- **STUDY MATERIAL**:
⟨
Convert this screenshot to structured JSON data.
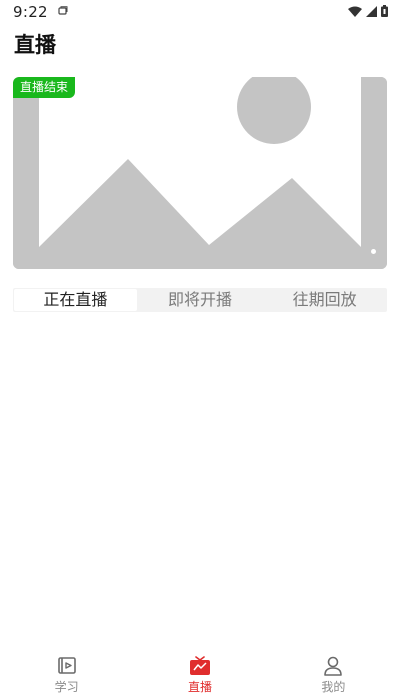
{
  "status_bar": {
    "time": "9:22",
    "icons": [
      "notification-icon",
      "wifi-icon",
      "signal-icon",
      "battery-icon"
    ]
  },
  "header": {
    "title": "直播"
  },
  "banner": {
    "badge": "直播结束",
    "badge_color": "#19b81c",
    "image_icon": "image-placeholder-icon",
    "page_indicator_count": 1
  },
  "tabs": [
    {
      "label": "正在直播",
      "active": true
    },
    {
      "label": "即将开播",
      "active": false
    },
    {
      "label": "往期回放",
      "active": false
    }
  ],
  "bottom_nav": [
    {
      "label": "学习",
      "icon": "video-play-icon",
      "active": false
    },
    {
      "label": "直播",
      "icon": "tv-icon",
      "active": true
    },
    {
      "label": "我的",
      "icon": "user-icon",
      "active": false
    }
  ],
  "colors": {
    "accent": "#e02d2d",
    "inactive": "#8a8a8a"
  }
}
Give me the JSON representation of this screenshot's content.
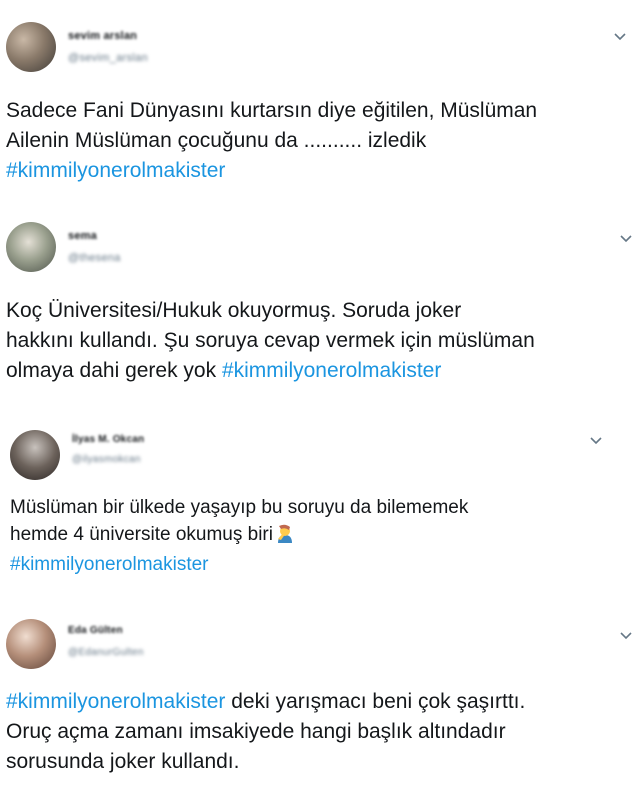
{
  "tweets": [
    {
      "name": "sevim arslan",
      "handle": "@sevim_arslan",
      "lines": [
        "Sadece Fani Dünyasını kurtarsın diye eğitilen, Müslüman",
        "Ailenin  Müslüman çocuğunu da .......... izledik"
      ],
      "hashtag": "#kimmilyonerolmakister",
      "trailing": ""
    },
    {
      "name": "sema",
      "handle": "@thesena",
      "lines": [
        "Koç Üniversitesi/Hukuk okuyormuş. Soruda joker",
        "hakkını kullandı. Şu soruya cevap vermek için müslüman"
      ],
      "last_prefix": "olmaya dahi gerek yok ",
      "hashtag": "#kimmilyonerolmakister"
    },
    {
      "name": "İlyas M. Okcan",
      "handle": "@ilyasmokcan",
      "lines": [
        "Müslüman bir ülkede yaşayıp bu soruyu da bilememek",
        "hemde 4 üniversite okumuş biri"
      ],
      "emoji_icon": "person-facepalming-emoji",
      "hashtag": "#kimmilyonerolmakister"
    },
    {
      "name": "Eda Gülten",
      "handle": "@EdanurGulten",
      "hashtag": "#kimmilyonerolmakister",
      "after_hashtag": " deki yarışmacı beni çok şaşırttı.",
      "lines": [
        "Oruç açma zamanı imsakiyede hangi başlık altındadır",
        "sorusunda joker kullandı."
      ]
    }
  ],
  "colors": {
    "hashtag": "#1b95e0",
    "text": "#14171a",
    "secondary": "#657786"
  },
  "icons": {
    "menu": "chevron-down-icon"
  }
}
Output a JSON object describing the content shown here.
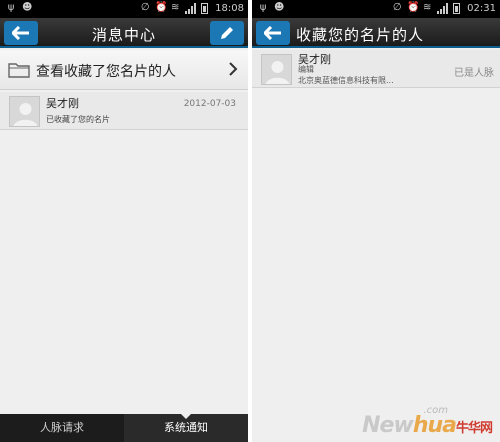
{
  "left_screen": {
    "status": {
      "time": "18:08"
    },
    "header": {
      "title": "消息中心",
      "back_icon": "back-arrow-icon",
      "edit_icon": "pencil-icon"
    },
    "favorites_row": {
      "label": "查看收藏了您名片的人",
      "icon": "folder-icon",
      "chevron": "chevron-right-icon"
    },
    "messages": [
      {
        "name": "吴才刚",
        "date": "2012-07-03",
        "text": "已收藏了您的名片"
      }
    ],
    "tabs": [
      {
        "label": "人脉请求",
        "active": false
      },
      {
        "label": "系统通知",
        "active": true
      }
    ]
  },
  "right_screen": {
    "status": {
      "time": "02:31"
    },
    "header": {
      "title": "收藏您的名片的人",
      "back_icon": "back-arrow-icon"
    },
    "contacts": [
      {
        "name": "吴才刚",
        "position": "编辑",
        "company": "北京奥蓝德信息科技有限...",
        "status": "已是人脉"
      }
    ]
  },
  "watermark": {
    "domain": ".com",
    "brand_new": "New",
    "brand_hua": "hua",
    "brand_cn": "牛华网"
  },
  "colors": {
    "accent_blue": "#1b78b5",
    "title_bar": "#1b1b1b",
    "background": "#efefef"
  }
}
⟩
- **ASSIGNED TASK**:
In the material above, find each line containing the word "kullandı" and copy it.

- **ANSWER FOR THE TASK**:
        "hakkını kullandı. Şu soruya cevap vermek için müslüman"
        "sorusunda joker kullandı."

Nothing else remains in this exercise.